Today, they were helping Ella Mae make cherry pie. Ella Mae worked the flour into butter until her thick, brown arms were gloved with white. Rachel pitted the fruit. It was July, and the cherries brought up from Traverse City were at their best. The juice ran down her arms. Whenever Ella Mae looked away, the girl hungrily licked them. She was always hungry, even when her stomach was full. As a child, she had licked stones and dirt, ravenous for their minerals, as if she could consume the earth itself.
Mandy was watching her. “How old are you?”
“Sixteen,” Rachel said, running her tongue around her lips. She was never quite sure.
“Sixteen? I thought you and me’s the same age.”
“How old are you?”
“Seventeen,” said Mandy.
The air filled with sugar, butter, cherry. Because of the war, it had been hard to get butter these last few years. That and gasoline. Stockings. Things Rachel hadn’t even known to miss.
“Chocolate,” said Ella Mae, listing the rationed items. “Try to find that.”
Ella Mae had taught Rachel to roll the chilled dough out thin and cut it so as to waste little. Rachel wadded up doughy crumbs and put them in her pocket to eat later. She wondered if Ella Mae would taste like chocolate if Rachel licked her. Same with Mandy and Jonah, Ella Mae’s husband. Their skin was darker than hers, which was the color of milky cocoa.
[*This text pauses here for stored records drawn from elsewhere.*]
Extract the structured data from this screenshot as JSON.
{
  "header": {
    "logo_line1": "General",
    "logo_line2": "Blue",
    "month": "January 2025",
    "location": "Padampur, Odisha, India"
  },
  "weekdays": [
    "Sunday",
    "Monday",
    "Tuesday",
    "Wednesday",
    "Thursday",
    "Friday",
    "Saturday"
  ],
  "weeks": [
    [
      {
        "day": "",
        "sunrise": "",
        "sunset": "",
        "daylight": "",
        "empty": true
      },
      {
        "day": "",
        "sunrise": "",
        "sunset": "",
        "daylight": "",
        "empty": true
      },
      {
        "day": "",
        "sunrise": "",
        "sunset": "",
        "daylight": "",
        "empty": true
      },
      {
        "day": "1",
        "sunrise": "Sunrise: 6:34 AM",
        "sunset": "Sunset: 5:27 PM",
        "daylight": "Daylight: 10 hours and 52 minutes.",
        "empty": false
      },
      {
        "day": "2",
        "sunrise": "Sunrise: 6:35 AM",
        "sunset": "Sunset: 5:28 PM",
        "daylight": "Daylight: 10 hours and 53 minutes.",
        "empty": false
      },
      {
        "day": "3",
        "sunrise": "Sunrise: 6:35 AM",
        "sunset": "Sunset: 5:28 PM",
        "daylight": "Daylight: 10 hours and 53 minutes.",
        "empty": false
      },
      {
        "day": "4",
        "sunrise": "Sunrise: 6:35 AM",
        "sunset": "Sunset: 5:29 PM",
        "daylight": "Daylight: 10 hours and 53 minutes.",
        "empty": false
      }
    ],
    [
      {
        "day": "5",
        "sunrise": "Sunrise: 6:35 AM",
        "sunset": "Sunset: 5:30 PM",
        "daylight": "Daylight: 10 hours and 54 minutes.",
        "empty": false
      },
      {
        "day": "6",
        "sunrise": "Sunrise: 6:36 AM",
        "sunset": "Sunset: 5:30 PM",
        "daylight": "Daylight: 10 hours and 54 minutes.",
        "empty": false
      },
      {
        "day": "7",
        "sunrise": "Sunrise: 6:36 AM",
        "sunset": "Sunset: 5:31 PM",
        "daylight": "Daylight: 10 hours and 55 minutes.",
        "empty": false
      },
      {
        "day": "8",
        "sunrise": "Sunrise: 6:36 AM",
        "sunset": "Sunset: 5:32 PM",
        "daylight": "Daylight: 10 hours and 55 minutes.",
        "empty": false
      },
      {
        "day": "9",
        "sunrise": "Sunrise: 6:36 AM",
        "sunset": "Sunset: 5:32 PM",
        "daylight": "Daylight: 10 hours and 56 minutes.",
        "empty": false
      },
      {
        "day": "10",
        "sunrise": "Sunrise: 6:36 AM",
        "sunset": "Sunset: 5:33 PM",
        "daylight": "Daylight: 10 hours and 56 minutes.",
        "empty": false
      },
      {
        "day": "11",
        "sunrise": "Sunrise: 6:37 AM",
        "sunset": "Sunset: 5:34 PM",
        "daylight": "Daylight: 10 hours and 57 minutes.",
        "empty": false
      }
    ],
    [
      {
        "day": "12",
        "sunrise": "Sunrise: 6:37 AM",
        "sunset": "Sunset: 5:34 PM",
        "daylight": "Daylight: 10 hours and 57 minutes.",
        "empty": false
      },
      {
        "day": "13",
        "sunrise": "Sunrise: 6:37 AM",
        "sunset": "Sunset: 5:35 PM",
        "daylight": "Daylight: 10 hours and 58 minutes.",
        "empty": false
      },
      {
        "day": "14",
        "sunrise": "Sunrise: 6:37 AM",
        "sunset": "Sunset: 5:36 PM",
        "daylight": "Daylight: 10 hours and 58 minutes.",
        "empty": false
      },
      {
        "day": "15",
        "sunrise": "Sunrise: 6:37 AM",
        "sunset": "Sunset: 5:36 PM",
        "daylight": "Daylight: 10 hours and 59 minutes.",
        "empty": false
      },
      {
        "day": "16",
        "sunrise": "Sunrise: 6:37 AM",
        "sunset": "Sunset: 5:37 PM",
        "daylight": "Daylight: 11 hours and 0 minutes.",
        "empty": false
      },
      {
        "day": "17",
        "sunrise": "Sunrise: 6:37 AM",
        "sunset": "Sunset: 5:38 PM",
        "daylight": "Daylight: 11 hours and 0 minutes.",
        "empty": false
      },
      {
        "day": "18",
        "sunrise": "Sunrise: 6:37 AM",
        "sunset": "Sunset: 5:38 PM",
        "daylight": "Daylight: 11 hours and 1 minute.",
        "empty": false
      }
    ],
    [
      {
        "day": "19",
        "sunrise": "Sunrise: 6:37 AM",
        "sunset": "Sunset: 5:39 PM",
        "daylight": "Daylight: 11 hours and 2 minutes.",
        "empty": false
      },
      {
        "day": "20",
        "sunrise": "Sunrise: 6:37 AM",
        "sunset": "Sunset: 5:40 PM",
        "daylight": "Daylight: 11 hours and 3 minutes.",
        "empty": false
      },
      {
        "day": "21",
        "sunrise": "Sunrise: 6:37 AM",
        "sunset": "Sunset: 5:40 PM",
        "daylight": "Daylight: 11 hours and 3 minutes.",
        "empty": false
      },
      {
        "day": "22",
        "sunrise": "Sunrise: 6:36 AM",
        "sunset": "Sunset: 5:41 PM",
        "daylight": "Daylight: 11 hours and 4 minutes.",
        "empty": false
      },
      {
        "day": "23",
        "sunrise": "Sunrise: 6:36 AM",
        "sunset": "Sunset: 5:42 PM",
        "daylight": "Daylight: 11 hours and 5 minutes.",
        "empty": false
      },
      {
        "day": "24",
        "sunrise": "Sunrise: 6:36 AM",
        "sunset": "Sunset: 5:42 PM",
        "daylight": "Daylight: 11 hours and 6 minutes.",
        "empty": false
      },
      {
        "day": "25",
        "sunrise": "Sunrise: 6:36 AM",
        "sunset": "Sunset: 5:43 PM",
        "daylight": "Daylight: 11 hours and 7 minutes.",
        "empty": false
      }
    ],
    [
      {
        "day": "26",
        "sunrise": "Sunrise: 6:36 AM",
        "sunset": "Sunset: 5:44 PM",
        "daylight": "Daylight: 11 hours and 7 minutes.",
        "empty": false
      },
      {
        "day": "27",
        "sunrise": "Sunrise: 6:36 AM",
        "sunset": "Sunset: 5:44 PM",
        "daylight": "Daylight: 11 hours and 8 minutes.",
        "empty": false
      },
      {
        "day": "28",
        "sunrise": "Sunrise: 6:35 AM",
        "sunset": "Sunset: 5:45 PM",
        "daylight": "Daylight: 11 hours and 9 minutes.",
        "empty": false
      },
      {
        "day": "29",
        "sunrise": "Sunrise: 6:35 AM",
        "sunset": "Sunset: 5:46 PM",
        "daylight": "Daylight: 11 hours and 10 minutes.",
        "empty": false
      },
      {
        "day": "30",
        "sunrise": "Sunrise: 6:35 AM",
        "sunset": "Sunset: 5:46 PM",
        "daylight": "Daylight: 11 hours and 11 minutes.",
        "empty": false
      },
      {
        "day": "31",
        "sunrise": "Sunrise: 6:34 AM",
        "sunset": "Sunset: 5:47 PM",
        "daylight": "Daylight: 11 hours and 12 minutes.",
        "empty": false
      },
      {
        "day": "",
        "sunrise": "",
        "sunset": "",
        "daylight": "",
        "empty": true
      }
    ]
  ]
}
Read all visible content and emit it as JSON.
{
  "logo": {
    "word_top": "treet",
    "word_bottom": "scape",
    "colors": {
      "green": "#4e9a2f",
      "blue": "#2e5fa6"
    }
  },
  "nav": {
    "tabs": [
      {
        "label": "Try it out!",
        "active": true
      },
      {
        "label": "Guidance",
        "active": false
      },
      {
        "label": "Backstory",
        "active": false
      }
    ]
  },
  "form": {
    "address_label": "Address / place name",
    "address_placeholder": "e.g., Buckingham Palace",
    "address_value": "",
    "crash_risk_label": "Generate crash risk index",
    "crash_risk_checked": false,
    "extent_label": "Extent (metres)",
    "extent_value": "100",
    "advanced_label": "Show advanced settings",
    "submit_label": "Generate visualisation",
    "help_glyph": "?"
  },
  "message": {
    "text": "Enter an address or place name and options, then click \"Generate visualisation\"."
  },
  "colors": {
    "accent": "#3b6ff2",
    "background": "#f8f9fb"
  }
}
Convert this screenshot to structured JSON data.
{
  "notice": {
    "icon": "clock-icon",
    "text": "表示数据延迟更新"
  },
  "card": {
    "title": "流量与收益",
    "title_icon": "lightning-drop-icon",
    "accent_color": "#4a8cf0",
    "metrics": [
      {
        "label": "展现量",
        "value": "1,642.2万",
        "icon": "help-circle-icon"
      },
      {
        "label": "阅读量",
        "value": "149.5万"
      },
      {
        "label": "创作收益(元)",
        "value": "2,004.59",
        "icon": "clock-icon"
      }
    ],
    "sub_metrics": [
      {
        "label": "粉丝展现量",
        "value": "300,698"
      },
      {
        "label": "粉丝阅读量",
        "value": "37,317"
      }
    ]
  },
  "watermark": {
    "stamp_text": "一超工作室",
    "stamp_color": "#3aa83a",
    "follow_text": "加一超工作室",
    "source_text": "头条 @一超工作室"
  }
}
Outside, Mrs. March, her gray hair coiled on top of her head, pointed to the empty fishpond. Victor, the gardener followed her finger, shrugged. After the war, he seemed to be saying. After the war we will fill the pond with fish, the lake with boats, the house with laughter.
A guest was arriving that afternoon. “Before the war, we filled all five guest rooms,” Ella Mae said. “The senator from Ohio stayed a week.”
Mandy dipped into the bowl and swiped a cherry. Rachel almost reached out and touched Mandy’s lips, they were so big and wide and black. Where’d you get those lips? she was about to ask, but Mandy spoke first, fingering Rachel’s thick, black braids. “Where’d you get that hair?” she said. “I could make it better.”
Rachel touched her hair. Unbraided, it curled down her spine and spoke of something not Indian. French, perhaps. The fur trader who had taken her grandmother as his common-law wife.
“You’re plain,” Mandy said. “That nose of yours. Where’d you get that nose?”
Even Rachel had to admit her nose was different, not flat and squished like most Odawa’s, but longer and beaked like a bird of prey.
“And your cheeks!” said Mandy. She blew out her own until they were rounder than the girl’s.
Rachel looked at Mandy’s head—twenty tiny braids to her own thick two. It had been so long since someone had touched her, combed her hair. In the churchyard there was a statue of Mary holding the baby Jesus. Sometimes, the girl wanted to crawl right into Mary’s arms, her face so sad like she knew she’d have to give her baby up.
Jesus died for your sins, the nuns told Rachel.
The Marches’ daughter had died in the great influenza. There was an empty crib in one of the bedrooms, the curtains perpetually drawn. Had the Virgin Mary known her own sweet-faced son would die? Perhaps her own grief deafened her to Rachel’s pleas to send her home to Horseshoe Lake.
“I wouldn’t mind,” Rachel said, letting Mandy touch her hair. Rachel’s hands had grown sticky with cherries. Jesus bleeds for me, she thought as she picked up a towel, reddened it with her palms.
Excerpt from The Water Dancers by Terry Gamble. All rights reserved. No part of this book may be used or reproduced without written permission from HarperCollins Publishers, 10 East 53rd Street, New York, NY 10022